For tougher lime or corrosion deposits, a pumice stone is the best remedy.
Utilize Plumber’s Putty
Some manufacturers recommend applying silicone caulk to secure a faucet or drainpipe, but beware: It can be hard to use and can discolor all-natural stone. We favor plumber’s putty. It’s easier to deal with, and the non-staining variety won’t leave blemishes.
It’s at the same time far easier to repair a faucet assembly that was mounted with putty. Silicone is as much an adhesive as it is a sealant and can make taking things apart hard.
Change Your P-Trap
Make space under the sink by removing the P-trap. Reusing an old P-trap can be an unpleasant ordeal for your brand-new sink set up. The price of a plastic P-trap set is less than $5, and you’ll get peace of mind knowing all those installations are brand-new and clean.
Bear in mind that the majority of bathroom sink drains are 1-1/4 in., and cooking area sink drains 1-1/2 in.
Change Your Supply Lines
Never reuse old supply lines. The last thing you want is water damage from a failed supply line. Even if the hoses are newer looking, it is recommended to change them since the rubber washers can stop working over time.
Quality supply lines with a braided stainless steel covering may set you back a bit much more (regarding $8 each), but they’re well worth it.

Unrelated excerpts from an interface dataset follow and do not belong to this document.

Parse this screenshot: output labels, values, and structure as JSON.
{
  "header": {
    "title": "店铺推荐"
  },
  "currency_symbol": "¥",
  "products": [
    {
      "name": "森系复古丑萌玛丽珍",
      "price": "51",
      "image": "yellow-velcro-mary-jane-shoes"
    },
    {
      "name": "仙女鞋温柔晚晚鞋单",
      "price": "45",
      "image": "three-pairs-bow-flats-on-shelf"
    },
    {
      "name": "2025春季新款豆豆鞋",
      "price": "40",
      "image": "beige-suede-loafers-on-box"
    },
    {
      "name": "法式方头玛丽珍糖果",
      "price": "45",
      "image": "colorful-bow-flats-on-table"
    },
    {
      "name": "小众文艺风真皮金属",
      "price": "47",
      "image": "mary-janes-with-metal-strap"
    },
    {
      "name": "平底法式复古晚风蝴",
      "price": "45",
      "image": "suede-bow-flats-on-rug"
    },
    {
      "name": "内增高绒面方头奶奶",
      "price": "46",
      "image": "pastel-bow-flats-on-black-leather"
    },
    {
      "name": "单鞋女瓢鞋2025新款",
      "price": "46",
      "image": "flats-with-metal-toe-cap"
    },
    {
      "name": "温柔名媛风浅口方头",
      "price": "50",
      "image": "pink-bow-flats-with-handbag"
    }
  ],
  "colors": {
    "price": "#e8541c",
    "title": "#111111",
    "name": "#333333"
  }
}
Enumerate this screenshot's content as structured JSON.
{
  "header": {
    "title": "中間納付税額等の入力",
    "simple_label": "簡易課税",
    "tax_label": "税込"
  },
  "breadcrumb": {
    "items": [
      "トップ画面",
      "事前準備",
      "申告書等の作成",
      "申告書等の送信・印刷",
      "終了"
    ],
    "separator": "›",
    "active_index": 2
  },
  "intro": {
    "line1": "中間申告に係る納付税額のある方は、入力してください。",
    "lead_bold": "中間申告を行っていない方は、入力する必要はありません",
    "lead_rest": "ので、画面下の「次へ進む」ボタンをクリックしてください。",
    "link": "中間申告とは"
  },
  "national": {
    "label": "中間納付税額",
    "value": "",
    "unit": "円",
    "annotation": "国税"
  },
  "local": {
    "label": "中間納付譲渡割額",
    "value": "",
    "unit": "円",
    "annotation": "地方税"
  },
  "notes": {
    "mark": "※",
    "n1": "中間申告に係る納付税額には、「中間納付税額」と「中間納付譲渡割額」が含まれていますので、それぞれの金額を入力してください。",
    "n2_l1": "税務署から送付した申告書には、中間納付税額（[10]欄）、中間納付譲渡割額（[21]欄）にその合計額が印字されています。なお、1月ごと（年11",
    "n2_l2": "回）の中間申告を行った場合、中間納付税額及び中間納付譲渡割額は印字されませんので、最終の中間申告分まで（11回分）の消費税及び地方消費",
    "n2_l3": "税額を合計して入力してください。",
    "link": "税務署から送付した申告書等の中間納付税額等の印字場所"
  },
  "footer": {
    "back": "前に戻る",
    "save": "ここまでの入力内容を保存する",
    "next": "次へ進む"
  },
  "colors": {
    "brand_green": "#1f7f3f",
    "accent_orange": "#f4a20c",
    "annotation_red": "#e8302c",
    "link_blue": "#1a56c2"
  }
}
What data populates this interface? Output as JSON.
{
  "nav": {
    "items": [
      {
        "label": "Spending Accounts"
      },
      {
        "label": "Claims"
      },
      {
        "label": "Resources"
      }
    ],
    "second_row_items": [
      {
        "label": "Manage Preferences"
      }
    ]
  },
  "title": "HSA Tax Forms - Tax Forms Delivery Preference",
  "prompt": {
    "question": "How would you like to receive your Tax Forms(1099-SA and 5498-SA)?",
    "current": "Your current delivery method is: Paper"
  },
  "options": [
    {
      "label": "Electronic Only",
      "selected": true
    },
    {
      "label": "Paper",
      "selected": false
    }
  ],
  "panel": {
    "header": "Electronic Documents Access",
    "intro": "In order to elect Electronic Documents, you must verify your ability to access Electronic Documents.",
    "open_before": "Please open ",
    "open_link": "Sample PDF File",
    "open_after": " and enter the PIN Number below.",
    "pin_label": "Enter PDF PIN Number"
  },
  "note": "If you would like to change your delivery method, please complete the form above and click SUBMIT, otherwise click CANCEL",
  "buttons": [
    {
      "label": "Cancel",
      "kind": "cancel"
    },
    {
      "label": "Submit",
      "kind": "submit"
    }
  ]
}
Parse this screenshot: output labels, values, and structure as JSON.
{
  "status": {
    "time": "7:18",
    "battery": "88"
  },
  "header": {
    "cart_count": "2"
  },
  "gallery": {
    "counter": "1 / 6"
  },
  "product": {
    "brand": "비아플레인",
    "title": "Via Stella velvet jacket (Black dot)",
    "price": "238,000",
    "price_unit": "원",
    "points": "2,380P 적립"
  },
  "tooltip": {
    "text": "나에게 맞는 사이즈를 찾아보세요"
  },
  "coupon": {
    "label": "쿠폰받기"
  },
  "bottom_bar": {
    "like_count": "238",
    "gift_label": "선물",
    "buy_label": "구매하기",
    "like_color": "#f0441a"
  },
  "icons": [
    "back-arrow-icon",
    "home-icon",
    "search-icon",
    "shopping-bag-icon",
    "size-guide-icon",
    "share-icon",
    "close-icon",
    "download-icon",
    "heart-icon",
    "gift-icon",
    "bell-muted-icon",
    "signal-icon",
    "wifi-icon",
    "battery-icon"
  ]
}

Get Leakproof Links
Each link needs a separate amount of torque to tighten up. Over-tightening the slip nuts on a plastic waste line can strip the threads and produce a leaking connection. Always hand-tighten these connections.
For flexible supply lines, the typical recommendation is to get them to finger tight, after that give them a quarter turn with a wrench.
Do not Skimp on the Teflon Tape
A 40-ft. roll of Teflon tape sells for a couple of dollars, so don’t be stingy with it. Make certain you wrap all your threaded links clockwise several times (3 ).
When you thread on that nut, it must feel snug, and the clockwise wrap will certainly keep the tape from unraveling as you tighten up the connection. Teflon tape is simply more cheap insurance against any kind of leakages, so don’t skimp.
Remove the Aerator and Clear Out Sediment
Plumbing services knocks debris loose inside pipes. Make certain that water-sediment does not obstruct your aerator or valves. Remove the aerator and then allow both the hot and the cold run for a min to clear the lines before re-installing the aerator.
The Final Step: Look For Leaks
When everything is connected and your water is back on, do a thorough leak check. Clean it all down with a dry rag, and then blot your links with toilet paper to see if there is any kind of proof of a slow leak.
Learn to detect sneaky water leaks inside your home and prevent water damage and waste.